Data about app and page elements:
+===+
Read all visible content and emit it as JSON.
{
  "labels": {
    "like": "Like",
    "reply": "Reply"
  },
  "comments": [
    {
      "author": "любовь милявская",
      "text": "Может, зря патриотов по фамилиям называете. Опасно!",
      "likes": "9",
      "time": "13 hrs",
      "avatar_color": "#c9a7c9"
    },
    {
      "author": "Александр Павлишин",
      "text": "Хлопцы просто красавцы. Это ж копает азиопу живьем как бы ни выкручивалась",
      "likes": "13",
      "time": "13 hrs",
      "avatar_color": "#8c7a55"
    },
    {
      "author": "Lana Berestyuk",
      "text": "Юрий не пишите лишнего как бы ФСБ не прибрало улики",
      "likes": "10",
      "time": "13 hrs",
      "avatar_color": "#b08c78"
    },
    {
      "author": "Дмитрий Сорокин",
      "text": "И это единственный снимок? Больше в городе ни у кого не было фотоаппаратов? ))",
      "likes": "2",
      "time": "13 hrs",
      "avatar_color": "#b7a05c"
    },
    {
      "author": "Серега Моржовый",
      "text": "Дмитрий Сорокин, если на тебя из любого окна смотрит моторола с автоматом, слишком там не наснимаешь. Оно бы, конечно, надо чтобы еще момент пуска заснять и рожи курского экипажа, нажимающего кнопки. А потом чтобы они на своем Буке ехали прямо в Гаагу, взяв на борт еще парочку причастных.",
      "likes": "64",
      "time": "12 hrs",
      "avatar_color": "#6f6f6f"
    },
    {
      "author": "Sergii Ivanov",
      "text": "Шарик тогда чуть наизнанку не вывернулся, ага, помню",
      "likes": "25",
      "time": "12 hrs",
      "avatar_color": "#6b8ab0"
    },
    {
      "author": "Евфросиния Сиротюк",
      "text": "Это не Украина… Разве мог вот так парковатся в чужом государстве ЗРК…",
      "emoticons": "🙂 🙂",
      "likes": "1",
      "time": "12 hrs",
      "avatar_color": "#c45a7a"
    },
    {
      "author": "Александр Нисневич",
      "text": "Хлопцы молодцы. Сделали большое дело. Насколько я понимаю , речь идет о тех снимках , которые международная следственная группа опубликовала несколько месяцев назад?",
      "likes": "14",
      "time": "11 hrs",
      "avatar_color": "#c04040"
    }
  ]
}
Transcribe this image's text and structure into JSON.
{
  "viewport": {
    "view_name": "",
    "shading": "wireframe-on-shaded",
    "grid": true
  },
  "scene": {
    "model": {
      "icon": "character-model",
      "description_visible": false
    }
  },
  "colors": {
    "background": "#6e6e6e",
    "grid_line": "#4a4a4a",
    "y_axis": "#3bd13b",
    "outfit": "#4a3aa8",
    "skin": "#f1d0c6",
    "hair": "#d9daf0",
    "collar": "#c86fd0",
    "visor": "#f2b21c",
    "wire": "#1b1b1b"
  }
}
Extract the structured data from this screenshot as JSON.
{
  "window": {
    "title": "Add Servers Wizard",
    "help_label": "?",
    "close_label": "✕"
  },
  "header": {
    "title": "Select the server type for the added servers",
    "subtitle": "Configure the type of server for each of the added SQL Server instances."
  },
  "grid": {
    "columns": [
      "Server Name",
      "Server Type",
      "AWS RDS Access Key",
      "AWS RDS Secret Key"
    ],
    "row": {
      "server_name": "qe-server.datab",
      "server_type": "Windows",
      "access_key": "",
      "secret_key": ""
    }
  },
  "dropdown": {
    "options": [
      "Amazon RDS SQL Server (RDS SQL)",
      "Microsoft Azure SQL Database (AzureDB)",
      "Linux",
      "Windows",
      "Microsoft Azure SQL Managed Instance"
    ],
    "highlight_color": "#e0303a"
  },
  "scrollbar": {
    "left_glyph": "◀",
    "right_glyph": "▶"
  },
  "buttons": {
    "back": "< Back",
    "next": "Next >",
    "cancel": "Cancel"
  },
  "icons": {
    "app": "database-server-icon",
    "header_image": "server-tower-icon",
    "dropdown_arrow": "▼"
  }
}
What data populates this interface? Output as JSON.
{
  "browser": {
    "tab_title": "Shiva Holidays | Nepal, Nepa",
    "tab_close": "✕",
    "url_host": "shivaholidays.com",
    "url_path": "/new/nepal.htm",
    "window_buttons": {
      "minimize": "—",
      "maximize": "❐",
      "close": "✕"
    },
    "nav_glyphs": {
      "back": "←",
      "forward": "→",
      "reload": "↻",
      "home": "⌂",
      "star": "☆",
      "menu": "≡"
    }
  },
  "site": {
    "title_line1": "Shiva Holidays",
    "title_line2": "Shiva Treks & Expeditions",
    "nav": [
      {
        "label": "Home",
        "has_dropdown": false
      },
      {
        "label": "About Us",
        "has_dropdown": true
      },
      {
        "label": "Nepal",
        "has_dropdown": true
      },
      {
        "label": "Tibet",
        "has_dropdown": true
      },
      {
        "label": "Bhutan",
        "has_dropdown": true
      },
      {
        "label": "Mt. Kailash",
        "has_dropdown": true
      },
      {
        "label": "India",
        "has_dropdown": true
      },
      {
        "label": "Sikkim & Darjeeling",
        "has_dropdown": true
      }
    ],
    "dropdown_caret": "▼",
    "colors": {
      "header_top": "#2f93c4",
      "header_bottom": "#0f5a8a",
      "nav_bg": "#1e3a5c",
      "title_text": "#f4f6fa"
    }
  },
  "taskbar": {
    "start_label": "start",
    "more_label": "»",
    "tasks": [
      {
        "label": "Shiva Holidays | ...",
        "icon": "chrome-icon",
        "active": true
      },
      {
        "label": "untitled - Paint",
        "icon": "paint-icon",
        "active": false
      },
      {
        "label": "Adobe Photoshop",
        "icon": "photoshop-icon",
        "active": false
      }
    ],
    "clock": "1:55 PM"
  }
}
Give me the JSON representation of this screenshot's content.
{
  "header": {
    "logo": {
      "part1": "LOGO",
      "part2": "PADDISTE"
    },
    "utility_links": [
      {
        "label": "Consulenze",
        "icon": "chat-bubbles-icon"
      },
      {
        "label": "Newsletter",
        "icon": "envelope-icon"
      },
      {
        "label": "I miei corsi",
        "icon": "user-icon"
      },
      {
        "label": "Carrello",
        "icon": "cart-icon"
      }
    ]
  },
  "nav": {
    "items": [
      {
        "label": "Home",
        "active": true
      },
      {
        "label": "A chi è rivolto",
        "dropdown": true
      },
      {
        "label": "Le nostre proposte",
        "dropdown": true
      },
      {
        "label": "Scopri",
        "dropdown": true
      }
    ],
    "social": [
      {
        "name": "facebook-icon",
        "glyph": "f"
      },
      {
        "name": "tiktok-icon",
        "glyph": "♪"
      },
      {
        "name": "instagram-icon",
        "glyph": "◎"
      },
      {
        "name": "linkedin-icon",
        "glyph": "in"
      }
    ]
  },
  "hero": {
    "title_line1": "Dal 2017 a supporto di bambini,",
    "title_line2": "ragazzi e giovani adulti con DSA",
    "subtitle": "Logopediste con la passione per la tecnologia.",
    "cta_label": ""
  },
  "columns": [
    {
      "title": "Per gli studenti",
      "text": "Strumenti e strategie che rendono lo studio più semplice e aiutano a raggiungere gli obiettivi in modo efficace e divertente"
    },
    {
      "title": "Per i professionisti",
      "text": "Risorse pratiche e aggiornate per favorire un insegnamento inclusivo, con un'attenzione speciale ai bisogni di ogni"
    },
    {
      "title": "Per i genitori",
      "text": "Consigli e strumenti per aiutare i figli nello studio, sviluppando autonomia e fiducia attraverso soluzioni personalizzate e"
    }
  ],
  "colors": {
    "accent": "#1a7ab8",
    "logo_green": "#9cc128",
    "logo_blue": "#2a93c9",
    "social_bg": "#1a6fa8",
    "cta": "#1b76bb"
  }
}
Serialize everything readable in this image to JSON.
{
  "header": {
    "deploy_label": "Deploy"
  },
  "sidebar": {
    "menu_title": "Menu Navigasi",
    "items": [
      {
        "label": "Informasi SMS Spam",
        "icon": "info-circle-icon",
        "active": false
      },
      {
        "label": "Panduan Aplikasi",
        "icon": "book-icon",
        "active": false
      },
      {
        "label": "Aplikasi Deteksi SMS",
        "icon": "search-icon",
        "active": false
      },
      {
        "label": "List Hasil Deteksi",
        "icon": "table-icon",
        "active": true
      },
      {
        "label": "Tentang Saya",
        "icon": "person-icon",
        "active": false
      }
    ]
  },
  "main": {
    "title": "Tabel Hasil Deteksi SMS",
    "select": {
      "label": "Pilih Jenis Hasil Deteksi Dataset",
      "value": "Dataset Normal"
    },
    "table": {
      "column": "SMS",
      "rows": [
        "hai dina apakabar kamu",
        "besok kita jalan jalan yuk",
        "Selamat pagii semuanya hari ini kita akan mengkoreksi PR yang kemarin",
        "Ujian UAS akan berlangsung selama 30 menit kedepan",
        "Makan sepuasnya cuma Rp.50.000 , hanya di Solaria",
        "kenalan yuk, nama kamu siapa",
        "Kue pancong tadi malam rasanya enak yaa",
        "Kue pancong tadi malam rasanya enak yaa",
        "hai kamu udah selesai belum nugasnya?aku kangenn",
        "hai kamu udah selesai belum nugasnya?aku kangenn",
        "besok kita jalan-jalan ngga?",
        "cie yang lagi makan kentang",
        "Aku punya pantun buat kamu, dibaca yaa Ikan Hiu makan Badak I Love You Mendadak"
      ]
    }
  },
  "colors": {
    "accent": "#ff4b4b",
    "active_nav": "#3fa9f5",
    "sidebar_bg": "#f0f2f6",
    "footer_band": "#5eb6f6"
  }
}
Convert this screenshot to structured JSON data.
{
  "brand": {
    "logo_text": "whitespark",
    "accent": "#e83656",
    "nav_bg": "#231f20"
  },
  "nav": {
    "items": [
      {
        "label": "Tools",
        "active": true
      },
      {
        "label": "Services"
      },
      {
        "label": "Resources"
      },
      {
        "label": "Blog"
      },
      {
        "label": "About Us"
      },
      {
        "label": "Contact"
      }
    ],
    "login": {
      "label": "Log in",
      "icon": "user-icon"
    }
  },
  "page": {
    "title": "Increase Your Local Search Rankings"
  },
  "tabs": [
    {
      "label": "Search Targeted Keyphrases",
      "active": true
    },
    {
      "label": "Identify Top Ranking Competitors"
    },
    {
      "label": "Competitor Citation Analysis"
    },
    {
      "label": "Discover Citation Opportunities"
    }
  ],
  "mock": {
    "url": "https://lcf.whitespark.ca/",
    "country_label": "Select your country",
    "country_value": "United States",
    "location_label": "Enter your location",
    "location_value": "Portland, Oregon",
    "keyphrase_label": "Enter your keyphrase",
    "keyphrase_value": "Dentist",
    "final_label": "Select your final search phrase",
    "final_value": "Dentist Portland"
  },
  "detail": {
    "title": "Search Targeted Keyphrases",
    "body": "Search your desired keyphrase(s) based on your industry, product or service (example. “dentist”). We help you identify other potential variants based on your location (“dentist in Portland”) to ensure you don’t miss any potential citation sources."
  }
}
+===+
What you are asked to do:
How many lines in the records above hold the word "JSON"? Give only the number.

Response to the task:
7